It’s a morning walk on a Norfolk beach,
wind strewing salty seaweed
like hair on a northerly breeze.
The flatness hid the traces.
It was a sea henge with an upturned oak stump
at the centre of a Bronze Age ring of trunks:
fifty-five split and ancient hearts of oak.
And hearts were split.
Some thought of knowledge and archaeology,
while others clung to tourism and money,
and some believed in its sanctity.
A burial site open to sky and sea.
The trees had been felled in spring or early
summer, the labour of a whole community,
working together on the salt marsh.
Over four thousand years,

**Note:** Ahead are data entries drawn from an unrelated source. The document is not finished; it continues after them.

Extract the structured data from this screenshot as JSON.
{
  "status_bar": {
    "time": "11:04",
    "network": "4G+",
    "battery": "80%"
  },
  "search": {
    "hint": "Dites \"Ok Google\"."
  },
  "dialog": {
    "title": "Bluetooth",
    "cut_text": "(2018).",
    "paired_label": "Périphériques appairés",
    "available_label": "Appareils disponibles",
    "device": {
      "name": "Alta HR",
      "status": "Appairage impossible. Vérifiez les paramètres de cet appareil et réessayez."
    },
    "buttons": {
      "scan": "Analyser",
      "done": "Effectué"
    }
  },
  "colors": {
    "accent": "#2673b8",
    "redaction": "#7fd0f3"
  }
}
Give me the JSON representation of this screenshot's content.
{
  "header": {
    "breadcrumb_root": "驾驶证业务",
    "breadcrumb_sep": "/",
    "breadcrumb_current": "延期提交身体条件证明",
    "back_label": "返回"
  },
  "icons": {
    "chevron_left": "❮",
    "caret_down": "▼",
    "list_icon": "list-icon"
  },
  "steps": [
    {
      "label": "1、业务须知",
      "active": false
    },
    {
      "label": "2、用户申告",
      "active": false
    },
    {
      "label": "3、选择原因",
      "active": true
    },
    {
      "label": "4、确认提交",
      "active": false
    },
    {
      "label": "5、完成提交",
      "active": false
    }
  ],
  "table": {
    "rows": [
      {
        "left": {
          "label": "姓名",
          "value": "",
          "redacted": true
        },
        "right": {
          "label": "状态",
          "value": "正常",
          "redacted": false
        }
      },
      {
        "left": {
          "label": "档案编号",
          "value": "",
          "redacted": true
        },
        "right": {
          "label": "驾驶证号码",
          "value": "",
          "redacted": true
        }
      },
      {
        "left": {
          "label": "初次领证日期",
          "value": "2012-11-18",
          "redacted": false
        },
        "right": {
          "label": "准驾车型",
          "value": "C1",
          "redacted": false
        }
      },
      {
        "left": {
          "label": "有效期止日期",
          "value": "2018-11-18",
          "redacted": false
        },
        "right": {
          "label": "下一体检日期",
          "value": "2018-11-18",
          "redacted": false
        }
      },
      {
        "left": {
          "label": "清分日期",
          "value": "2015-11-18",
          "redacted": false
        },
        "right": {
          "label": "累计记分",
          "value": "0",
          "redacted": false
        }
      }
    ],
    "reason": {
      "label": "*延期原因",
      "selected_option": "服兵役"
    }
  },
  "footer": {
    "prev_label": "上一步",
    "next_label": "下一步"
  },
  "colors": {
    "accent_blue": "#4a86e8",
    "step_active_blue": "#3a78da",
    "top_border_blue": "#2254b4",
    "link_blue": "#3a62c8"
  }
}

it had shifted to the beach,
hidden among sand and peat –
until an axe head gave it away.
Kim M. Russell, 25th January 2021
My response to earthweal weekly challenge: Deep Time
Brendan says that we ‘live amid aeons’ and tells us about the sand beneath his house, the Appalachian mountains, and water about 25 thousand years old. He writes about our 3- million-year legacy of homonid existence and mammals dating back 200 million years, goes even further into time and space and then returns to the ‘deep time’ of the underland, which he describes as ‘a radical perspective, provoking us to action not apathy.’
Brendan wants to see what happens when we focus our poetic eyes on the presence of deep time. He asks about places where we have experienced it, such as a beach or primeval forest, and invites us to observe places in which ‘time is inverted, a life becomes aeons and forever exhales in gasp’, whether geologic, glacial, human or poem.
Brendan has shared two poems to get us started: ‘Becoming a Forest’ by Ama Codjoe and ‘Formaggio’ by Louise Gluck.